Rather than laying out the long history of the case of the U.S. vs. Leonard Peltier, I prefer to point you in the direction of Mr. Peltier’s book My Life Is My Sun Dance, a book he has written that was published in 1999 to universal acclaim and rave reviews (see enclosure), and which I had the great honor to edit. This book contains his full account of the events surrounding his arrest, his trial, his incarceration and the more than twenty-three years that followed. Also, you might want to consult your colleagues Senator Inouye and Gov. Bill Richardson on this case, as they are familiar with it and are supporters of the world-wide movement to reconsider, re-try and release Leonard Peltier from his incarceration as a political prisoner, wrongly convicted.

To this end I would like to ask of you a favor by granting an audience to Chief Arvol Looking Horse, 19th-Generation Keeper of the Sacred White Buffalo Pipe of the Great Lakota Nation, and myself, that we may deliver a message to you on behalf of all those concerned people around the world who have worked--by marching in protest, by contacting their representatives in government, by signing petitions, by writing letters, by working for his legal defense--so hard for Mr. Peltier’s freedom. We would be happy to meet with you, Vice President Biden, Sec. Hillary Clinton, Gov. Bill Richardson, Sen. Inouye, Jodi Archambault Gillette from the Office of Inter-governmental Affairs and anyone else you feel would appropriately need to be involved in such a meeting and any discussions that might occur to shed a brighter light on this matter. Such a meeting, we believe, would not only be a true sign of your willingness to begin a dialogue with Native peoples on issues of overlooked urgency and importance, but would go a long way, in good faith, to showing us that Democracy and Justice still have a meaning in America.

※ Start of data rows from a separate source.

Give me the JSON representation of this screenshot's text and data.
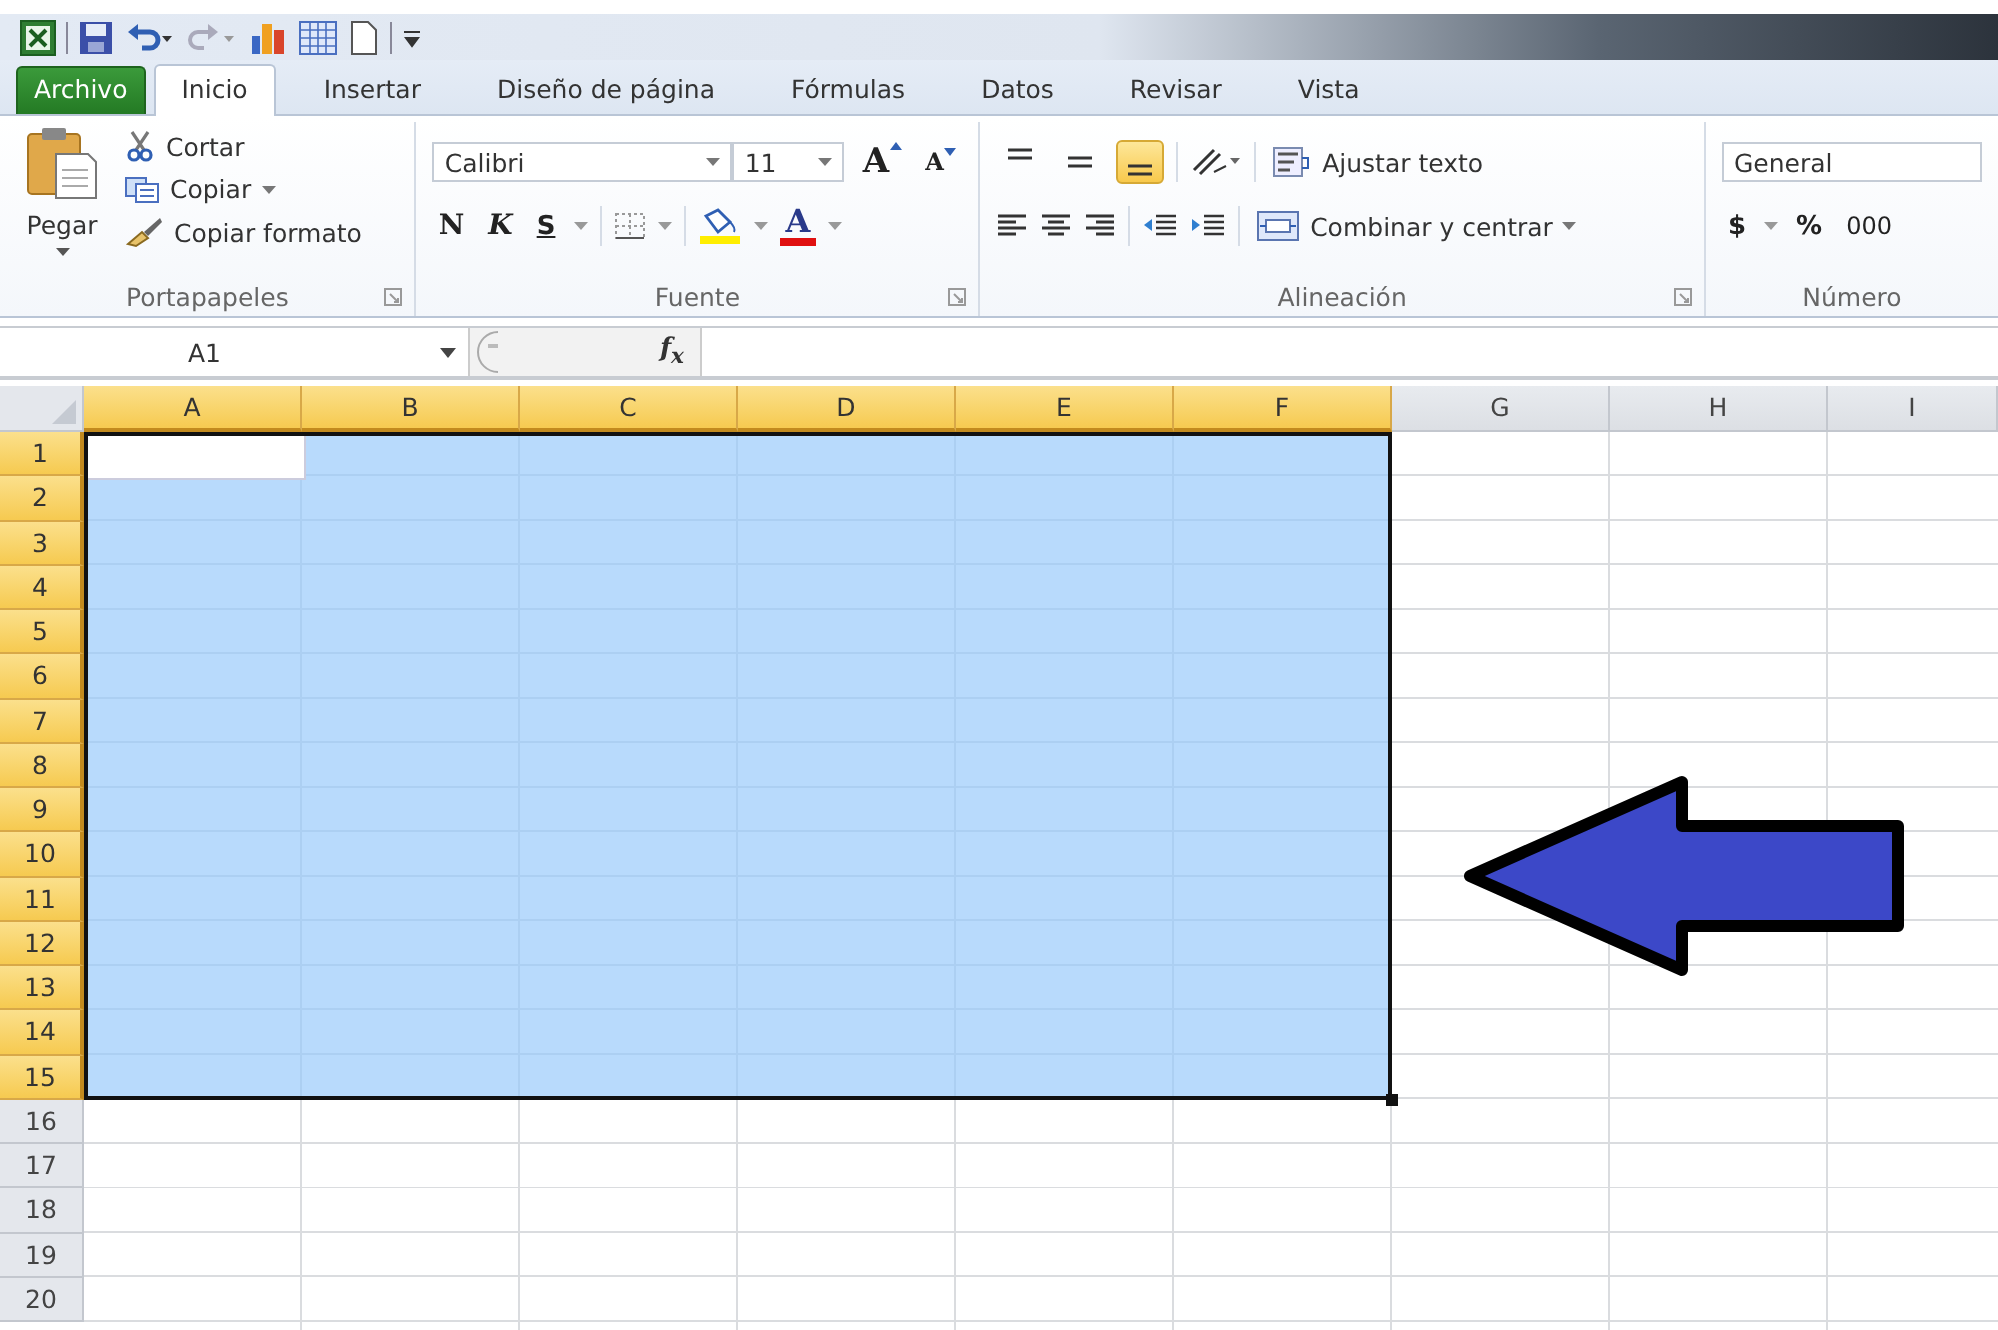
{
  "tabs": [
    {
      "label": "Archivo",
      "kind": "file",
      "selected": false
    },
    {
      "label": "Inicio",
      "kind": "tab",
      "selected": true
    },
    {
      "label": "Insertar",
      "kind": "tab",
      "selected": false
    },
    {
      "label": "Diseño de página",
      "kind": "tab",
      "selected": false
    },
    {
      "label": "Fórmulas",
      "kind": "tab",
      "selected": false
    },
    {
      "label": "Datos",
      "kind": "tab",
      "selected": false
    },
    {
      "label": "Revisar",
      "kind": "tab",
      "selected": false
    },
    {
      "label": "Vista",
      "kind": "tab",
      "selected": false
    }
  ],
  "ribbon": {
    "clipboard": {
      "title": "Portapapeles",
      "paste": "Pegar",
      "cut": "Cortar",
      "copy": "Copiar",
      "format_painter": "Copiar formato"
    },
    "font": {
      "title": "Fuente",
      "font_name": "Calibri",
      "font_size": "11",
      "grow": "A",
      "shrink": "A",
      "bold": "N",
      "italic": "K",
      "underline": "S",
      "font_color": "A"
    },
    "alignment": {
      "title": "Alineación",
      "vertical": [
        {
          "kind": "top",
          "selected": false
        },
        {
          "kind": "middle",
          "selected": false
        },
        {
          "kind": "bottom",
          "selected": true
        }
      ],
      "wrap_text": "Ajustar texto",
      "merge": "Combinar y centrar"
    },
    "number": {
      "title": "Número",
      "format": "General",
      "currency": "$",
      "percent": "%",
      "thousands": "000"
    }
  },
  "formula_bar": {
    "name_box": "A1",
    "function_label": "f$_{x}$"
  },
  "sheet": {
    "columns": [
      {
        "label": "A",
        "selected": true,
        "active": true
      },
      {
        "label": "B",
        "selected": true,
        "active": false
      },
      {
        "label": "C",
        "selected": true,
        "active": false
      },
      {
        "label": "D",
        "selected": true,
        "active": false
      },
      {
        "label": "E",
        "selected": true,
        "active": false
      },
      {
        "label": "F",
        "selected": true,
        "active": false
      },
      {
        "label": "G",
        "selected": false,
        "active": false
      },
      {
        "label": "H",
        "selected": false,
        "active": false
      },
      {
        "label": "I",
        "selected": false,
        "active": false
      }
    ],
    "rows": [
      {
        "label": "1",
        "selected": true,
        "active": true
      },
      {
        "label": "2",
        "selected": true,
        "active": false
      },
      {
        "label": "3",
        "selected": true,
        "active": false
      },
      {
        "label": "4",
        "selected": true,
        "active": false
      },
      {
        "label": "5",
        "selected": true,
        "active": false
      },
      {
        "label": "6",
        "selected": true,
        "active": false
      },
      {
        "label": "7",
        "selected": true,
        "active": false
      },
      {
        "label": "8",
        "selected": true,
        "active": false
      },
      {
        "label": "9",
        "selected": true,
        "active": false
      },
      {
        "label": "10",
        "selected": true,
        "active": false
      },
      {
        "label": "11",
        "selected": true,
        "active": false
      },
      {
        "label": "12",
        "selected": true,
        "active": false
      },
      {
        "label": "13",
        "selected": true,
        "active": false
      },
      {
        "label": "14",
        "selected": true,
        "active": false
      },
      {
        "label": "15",
        "selected": true,
        "active": false
      },
      {
        "label": "16",
        "selected": false,
        "active": false
      },
      {
        "label": "17",
        "selected": false,
        "active": false
      },
      {
        "label": "18",
        "selected": false,
        "active": false
      },
      {
        "label": "19",
        "selected": false,
        "active": false
      },
      {
        "label": "20",
        "selected": false,
        "active": false
      }
    ],
    "shape": {
      "kind": "left-arrow",
      "color": "#3c48c8"
    }
  }
}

Mr. President, it is with great hope and great expectations that my colleagues and I await your word in response to this letter of inquiry and appeal. Not only does the future of Leonard Peltier depend upon it, but also our hopes for a greater nation where there is truly liberty and justice for all peoples, including First Nation peoples.
Respectfully yours,

Harvey Arden
Washington, DC
with assistance from
Thomas Rain Crow

Please send a copy of this to